═════ INPUT FOR THIS TASK ═════
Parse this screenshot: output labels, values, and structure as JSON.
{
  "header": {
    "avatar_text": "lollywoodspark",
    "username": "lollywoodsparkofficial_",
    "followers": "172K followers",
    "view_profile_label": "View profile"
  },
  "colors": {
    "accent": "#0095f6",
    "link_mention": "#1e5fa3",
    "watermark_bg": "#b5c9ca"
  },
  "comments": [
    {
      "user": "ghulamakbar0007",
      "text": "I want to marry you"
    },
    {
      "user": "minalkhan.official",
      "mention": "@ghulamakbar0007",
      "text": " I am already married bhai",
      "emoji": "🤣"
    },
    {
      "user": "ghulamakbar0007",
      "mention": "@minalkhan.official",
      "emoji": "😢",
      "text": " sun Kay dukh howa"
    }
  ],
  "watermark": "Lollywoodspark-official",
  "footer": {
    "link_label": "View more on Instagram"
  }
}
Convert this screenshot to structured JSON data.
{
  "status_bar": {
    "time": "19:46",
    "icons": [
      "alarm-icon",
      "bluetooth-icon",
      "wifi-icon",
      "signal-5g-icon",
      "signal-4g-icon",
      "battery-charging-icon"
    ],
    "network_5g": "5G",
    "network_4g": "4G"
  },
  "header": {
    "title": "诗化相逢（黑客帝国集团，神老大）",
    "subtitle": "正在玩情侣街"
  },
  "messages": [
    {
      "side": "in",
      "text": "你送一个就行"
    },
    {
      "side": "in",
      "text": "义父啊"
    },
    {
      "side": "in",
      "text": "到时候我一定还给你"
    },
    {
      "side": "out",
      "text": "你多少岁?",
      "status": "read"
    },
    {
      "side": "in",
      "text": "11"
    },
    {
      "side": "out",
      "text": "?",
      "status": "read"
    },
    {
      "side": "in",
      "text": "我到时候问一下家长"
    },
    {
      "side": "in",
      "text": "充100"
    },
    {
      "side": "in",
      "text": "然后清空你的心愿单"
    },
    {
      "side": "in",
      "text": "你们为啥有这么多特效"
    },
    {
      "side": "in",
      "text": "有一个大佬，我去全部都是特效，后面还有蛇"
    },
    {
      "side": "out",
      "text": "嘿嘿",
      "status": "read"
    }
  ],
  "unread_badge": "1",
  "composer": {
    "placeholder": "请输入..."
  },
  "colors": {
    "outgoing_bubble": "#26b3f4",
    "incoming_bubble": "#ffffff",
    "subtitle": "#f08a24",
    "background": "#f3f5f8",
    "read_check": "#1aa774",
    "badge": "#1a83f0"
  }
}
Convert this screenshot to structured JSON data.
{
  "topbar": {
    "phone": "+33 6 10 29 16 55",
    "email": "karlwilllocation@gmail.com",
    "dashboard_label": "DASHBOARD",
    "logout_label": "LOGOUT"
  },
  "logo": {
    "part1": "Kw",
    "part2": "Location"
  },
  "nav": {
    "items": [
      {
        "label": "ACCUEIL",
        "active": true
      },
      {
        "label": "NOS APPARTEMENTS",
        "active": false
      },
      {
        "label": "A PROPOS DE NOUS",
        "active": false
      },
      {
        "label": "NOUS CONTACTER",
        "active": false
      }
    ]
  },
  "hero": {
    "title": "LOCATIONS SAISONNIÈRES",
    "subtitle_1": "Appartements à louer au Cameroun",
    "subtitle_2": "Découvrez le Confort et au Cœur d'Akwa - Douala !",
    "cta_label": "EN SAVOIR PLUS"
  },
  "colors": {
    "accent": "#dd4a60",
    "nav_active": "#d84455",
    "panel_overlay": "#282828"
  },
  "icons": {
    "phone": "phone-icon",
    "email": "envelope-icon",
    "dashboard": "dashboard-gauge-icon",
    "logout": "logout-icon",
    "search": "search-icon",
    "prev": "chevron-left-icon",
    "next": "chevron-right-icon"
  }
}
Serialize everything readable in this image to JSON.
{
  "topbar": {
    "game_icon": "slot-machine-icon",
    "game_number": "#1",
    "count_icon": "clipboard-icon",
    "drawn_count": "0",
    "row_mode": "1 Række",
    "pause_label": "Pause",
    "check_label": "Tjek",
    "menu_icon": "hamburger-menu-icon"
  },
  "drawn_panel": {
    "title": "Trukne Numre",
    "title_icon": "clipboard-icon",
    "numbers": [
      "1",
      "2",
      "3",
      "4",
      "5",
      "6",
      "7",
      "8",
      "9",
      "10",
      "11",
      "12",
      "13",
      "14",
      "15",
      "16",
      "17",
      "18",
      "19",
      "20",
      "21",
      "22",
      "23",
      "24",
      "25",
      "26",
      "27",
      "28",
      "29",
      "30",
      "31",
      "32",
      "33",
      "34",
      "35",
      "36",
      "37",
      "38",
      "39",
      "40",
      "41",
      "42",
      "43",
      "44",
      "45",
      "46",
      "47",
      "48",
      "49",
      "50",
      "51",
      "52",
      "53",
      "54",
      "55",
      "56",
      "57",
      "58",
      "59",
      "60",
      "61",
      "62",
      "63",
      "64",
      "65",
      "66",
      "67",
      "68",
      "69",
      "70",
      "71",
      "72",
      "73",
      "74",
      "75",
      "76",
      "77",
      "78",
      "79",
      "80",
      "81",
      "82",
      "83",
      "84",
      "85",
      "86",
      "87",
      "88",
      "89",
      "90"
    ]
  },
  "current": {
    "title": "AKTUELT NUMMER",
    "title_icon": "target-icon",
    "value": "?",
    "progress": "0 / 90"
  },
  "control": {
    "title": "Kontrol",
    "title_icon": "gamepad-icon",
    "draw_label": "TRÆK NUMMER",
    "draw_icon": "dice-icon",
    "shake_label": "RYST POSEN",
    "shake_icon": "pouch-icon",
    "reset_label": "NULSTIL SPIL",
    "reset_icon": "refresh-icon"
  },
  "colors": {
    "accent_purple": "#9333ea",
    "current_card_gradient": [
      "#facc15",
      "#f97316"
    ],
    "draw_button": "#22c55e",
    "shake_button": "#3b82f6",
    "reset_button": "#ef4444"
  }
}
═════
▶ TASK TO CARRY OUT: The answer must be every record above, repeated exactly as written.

▶ OUTPUT OF THE EXERCISE:
Parse this screenshot: output labels, values, and structure as JSON.
{
  "header": {
    "avatar_text": "lollywoodspark",
    "username": "lollywoodsparkofficial_",
    "followers": "172K followers",
    "view_profile_label": "View profile"
  },
  "colors": {
    "accent": "#0095f6",
    "link_mention": "#1e5fa3",
    "watermark_bg": "#b5c9ca"
  },
  "comments": [
    {
      "user": "ghulamakbar0007",
      "text": "I want to marry you"
    },
    {
      "user": "minalkhan.official",
      "mention": "@ghulamakbar0007",
      "text": " I am already married bhai",
      "emoji": "🤣"
    },
    {
      "user": "ghulamakbar0007",
      "mention": "@minalkhan.official",
      "emoji": "😢",
      "text": " sun Kay dukh howa"
    }
  ],
  "watermark": "Lollywoodspark-official",
  "footer": {
    "link_label": "View more on Instagram"
  }
}
Convert this screenshot to structured JSON data.
{
  "status_bar": {
    "time": "19:46",
    "icons": [
      "alarm-icon",
      "bluetooth-icon",
      "wifi-icon",
      "signal-5g-icon",
      "signal-4g-icon",
      "battery-charging-icon"
    ],
    "network_5g": "5G",
    "network_4g": "4G"
  },
  "header": {
    "title": "诗化相逢（黑客帝国集团，神老大）",
    "subtitle": "正在玩情侣街"
  },
  "messages": [
    {
      "side": "in",
      "text": "你送一个就行"
    },
    {
      "side": "in",
      "text": "义父啊"
    },
    {
      "side": "in",
      "text": "到时候我一定还给你"
    },
    {
      "side": "out",
      "text": "你多少岁?",
      "status": "read"
    },
    {
      "side": "in",
      "text": "11"
    },
    {
      "side": "out",
      "text": "?",
      "status": "read"
    },
    {
      "side": "in",
      "text": "我到时候问一下家长"
    },
    {
      "side": "in",
      "text": "充100"
    },
    {
      "side": "in",
      "text": "然后清空你的心愿单"
    },
    {
      "side": "in",
      "text": "你们为啥有这么多特效"
    },
    {
      "side": "in",
      "text": "有一个大佬，我去全部都是特效，后面还有蛇"
    },
    {
      "side": "out",
      "text": "嘿嘿",
      "status": "read"
    }
  ],
  "unread_badge": "1",
  "composer": {
    "placeholder": "请输入..."
  },
  "colors": {
    "outgoing_bubble": "#26b3f4",
    "incoming_bubble": "#ffffff",
    "subtitle": "#f08a24",
    "background": "#f3f5f8",
    "read_check": "#1aa774",
    "badge": "#1a83f0"
  }
}
Convert this screenshot to structured JSON data.
{
  "topbar": {
    "phone": "+33 6 10 29 16 55",
    "email": "karlwilllocation@gmail.com",
    "dashboard_label": "DASHBOARD",
    "logout_label": "LOGOUT"
  },
  "logo": {
    "part1": "Kw",
    "part2": "Location"
  },
  "nav": {
    "items": [
      {
        "label": "ACCUEIL",
        "active": true
      },
      {
        "label": "NOS APPARTEMENTS",
        "active": false
      },
      {
        "label": "A PROPOS DE NOUS",
        "active": false
      },
      {
        "label": "NOUS CONTACTER",
        "active": false
      }
    ]
  },
  "hero": {
    "title": "LOCATIONS SAISONNIÈRES",
    "subtitle_1": "Appartements à louer au Cameroun",
    "subtitle_2": "Découvrez le Confort et au Cœur d'Akwa - Douala !",
    "cta_label": "EN SAVOIR PLUS"
  },
  "colors": {
    "accent": "#dd4a60",
    "nav_active": "#d84455",
    "panel_overlay": "#282828"
  },
  "icons": {
    "phone": "phone-icon",
    "email": "envelope-icon",
    "dashboard": "dashboard-gauge-icon",
    "logout": "logout-icon",
    "search": "search-icon",
    "prev": "chevron-left-icon",
    "next": "chevron-right-icon"
  }
}
Serialize everything readable in this image to JSON.
{
  "topbar": {
    "game_icon": "slot-machine-icon",
    "game_number": "#1",
    "count_icon": "clipboard-icon",
    "drawn_count": "0",
    "row_mode": "1 Række",
    "pause_label": "Pause",
    "check_label": "Tjek",
    "menu_icon": "hamburger-menu-icon"
  },
  "drawn_panel": {
    "title": "Trukne Numre",
    "title_icon": "clipboard-icon",
    "numbers": [
      "1",
      "2",
      "3",
      "4",
      "5",
      "6",
      "7",
      "8",
      "9",
      "10",
      "11",
      "12",
      "13",
      "14",
      "15",
      "16",
      "17",
      "18",
      "19",
      "20",
      "21",
      "22",
      "23",
      "24",
      "25",
      "26",
      "27",
      "28",
      "29",
      "30",
      "31",
      "32",
      "33",
      "34",
      "35",
      "36",
      "37",
      "38",
      "39",
      "40",
      "41",
      "42",
      "43",
      "44",
      "45",
      "46",
      "47",
      "48",
      "49",
      "50",
      "51",
      "52",
      "53",
      "54",
      "55",
      "56",
      "57",
      "58",
      "59",
      "60",
      "61",
      "62",
      "63",
      "64",
      "65",
      "66",
      "67",
      "68",
      "69",
      "70",
      "71",
      "72",
      "73",
      "74",
      "75",
      "76",
      "77",
      "78",
      "79",
      "80",
      "81",
      "82",
      "83",
      "84",
      "85",
      "86",
      "87",
      "88",
      "89",
      "90"
    ]
  },
  "current": {
    "title": "AKTUELT NUMMER",
    "title_icon": "target-icon",
    "value": "?",
    "progress": "0 / 90"
  },
  "control": {
    "title": "Kontrol",
    "title_icon": "gamepad-icon",
    "draw_label": "TRÆK NUMMER",
    "draw_icon": "dice-icon",
    "shake_label": "RYST POSEN",
    "shake_icon": "pouch-icon",
    "reset_label": "NULSTIL SPIL",
    "reset_icon": "refresh-icon"
  },
  "colors": {
    "accent_purple": "#9333ea",
    "current_card_gradient": [
      "#facc15",
      "#f97316"
    ],
    "draw_button": "#22c55e",
    "shake_button": "#3b82f6",
    "reset_button": "#ef4444"
  }
}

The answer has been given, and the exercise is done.